John and Sarah had seven children, of whom lived to adulthood. In brief they were: Jane Elizabeth Daisey, Michael William Daisey, Annie Hodgson Daisey, Sarah Jane (Cissy) Daisey, John Fletcher Daisey, Elizabeth Clara (Clara) Daisey and Edith Mary Daisey.

Descendant surnames include: BAMBRICK, BRADY, CARSBURG, CHANDLER, DAVIS, FLACK, GREENFIELD, KEMP, LAMBART, LEUTCHFORD, McINDOE, STOKES, TIBBITS, WEBER, WILLIAMS and WILLIMOTT. If you are connected to any of these families I would love to hear from you. Please email me!

The Singleton Family

On 25 February 1862, at Auburn Vale, Inverell, Helen Paterson Borthwick, who was then aged 25, married Joseph Singleton, son of Mary Keating and Charles Singleton.

Helen and Joseph Singleton had nine children, seven of whom survived to adulthood. Their first child Anney, born 1863 and died 1864) was buried with other Borthwick family members at Auburn Vale. Other children were John Borthwick Singleton, Helen Paterson Singleton, Charles Singleton, William Borthwick Singleton, Joseph Singleton, Donald Fletcher Singleton, Elizabeth Jane Singleton and Anne Singleton, who also died as an infant.


Death of Michael Daisey

Michael Daisey's Death Notice was published in the Queensland Times, on 31 May 1881, and in the Brisbane Courier of 7 June 1881:

DAISEY, Mr Michael - On 28 May at Iffley, Ipswich, Michael Daisey, age 66 years.

1879-81: Transfers of real estate by death. Claimants Anne Daisey and John William Daisey, grazier, both of Ipswich. Will drawn 18 October 1873, No 990.

There will be more:

There is a great deal more to be researched and written about the Daisey and Singleton families. Please visit these pages again, and if you have an interest, or would like to know what other information I have, or if you have information yourself that might add to this story, please get in touch with me.

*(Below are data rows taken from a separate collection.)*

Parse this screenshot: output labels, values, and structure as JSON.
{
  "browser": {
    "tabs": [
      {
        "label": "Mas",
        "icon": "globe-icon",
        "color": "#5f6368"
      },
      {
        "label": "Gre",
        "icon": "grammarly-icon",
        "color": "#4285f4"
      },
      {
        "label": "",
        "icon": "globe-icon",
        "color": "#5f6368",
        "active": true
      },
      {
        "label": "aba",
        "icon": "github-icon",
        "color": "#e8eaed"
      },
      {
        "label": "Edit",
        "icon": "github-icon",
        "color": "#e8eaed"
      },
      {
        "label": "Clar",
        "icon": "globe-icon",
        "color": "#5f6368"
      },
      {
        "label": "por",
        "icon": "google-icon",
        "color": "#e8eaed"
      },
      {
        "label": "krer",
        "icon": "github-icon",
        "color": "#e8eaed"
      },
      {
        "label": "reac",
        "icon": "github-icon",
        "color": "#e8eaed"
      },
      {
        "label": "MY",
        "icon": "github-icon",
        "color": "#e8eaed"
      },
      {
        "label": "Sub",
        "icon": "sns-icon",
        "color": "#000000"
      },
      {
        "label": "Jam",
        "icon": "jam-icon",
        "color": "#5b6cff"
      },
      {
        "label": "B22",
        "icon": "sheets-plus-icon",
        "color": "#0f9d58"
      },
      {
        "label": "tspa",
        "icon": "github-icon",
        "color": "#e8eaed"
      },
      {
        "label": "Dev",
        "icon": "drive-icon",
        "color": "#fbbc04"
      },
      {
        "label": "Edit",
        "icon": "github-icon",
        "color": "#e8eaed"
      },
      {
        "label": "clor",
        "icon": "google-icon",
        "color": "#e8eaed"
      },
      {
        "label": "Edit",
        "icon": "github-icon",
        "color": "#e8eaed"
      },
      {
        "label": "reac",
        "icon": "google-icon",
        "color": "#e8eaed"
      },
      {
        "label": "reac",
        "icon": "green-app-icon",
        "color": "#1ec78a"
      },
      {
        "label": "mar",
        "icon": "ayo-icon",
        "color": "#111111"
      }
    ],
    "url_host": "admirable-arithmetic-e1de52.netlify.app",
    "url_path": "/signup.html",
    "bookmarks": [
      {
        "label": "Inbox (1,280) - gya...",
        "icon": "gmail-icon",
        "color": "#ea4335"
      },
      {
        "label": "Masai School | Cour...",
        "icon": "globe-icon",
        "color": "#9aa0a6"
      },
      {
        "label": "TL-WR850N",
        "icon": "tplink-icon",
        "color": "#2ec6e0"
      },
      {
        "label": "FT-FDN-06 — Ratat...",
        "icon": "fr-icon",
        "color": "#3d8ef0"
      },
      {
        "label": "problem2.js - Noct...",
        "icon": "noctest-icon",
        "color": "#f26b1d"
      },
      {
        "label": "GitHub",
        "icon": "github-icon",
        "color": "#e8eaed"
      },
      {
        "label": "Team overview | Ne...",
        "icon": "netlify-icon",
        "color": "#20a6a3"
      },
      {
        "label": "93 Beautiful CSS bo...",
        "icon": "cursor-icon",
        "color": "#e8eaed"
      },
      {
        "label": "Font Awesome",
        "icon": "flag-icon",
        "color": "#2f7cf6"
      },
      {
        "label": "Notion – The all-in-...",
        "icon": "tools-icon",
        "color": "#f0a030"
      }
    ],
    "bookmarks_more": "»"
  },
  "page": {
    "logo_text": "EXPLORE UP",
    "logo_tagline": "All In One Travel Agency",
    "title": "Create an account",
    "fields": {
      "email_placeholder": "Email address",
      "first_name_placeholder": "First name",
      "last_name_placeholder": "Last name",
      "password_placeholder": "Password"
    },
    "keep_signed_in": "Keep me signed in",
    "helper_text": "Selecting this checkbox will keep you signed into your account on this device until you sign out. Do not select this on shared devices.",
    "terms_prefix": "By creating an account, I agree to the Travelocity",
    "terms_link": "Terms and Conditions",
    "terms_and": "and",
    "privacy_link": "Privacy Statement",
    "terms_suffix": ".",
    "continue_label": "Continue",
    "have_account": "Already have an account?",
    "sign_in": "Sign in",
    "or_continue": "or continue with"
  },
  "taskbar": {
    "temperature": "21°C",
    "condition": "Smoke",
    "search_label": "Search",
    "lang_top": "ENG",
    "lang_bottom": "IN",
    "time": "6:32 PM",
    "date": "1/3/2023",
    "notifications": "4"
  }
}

Some References:
Elizabeth Wiedemann, World of Its Own, Inverell Shire Council and Devill Publicity, 1981.
* The Squatting Directory for New South Wales Borthwick Front Page

Copyright: Ann Carson 2001. All rights reserved.
Page: Elizabeth Borthwick & Michael Daisey
Created: 2 January 2002
Updated: 16 January 2003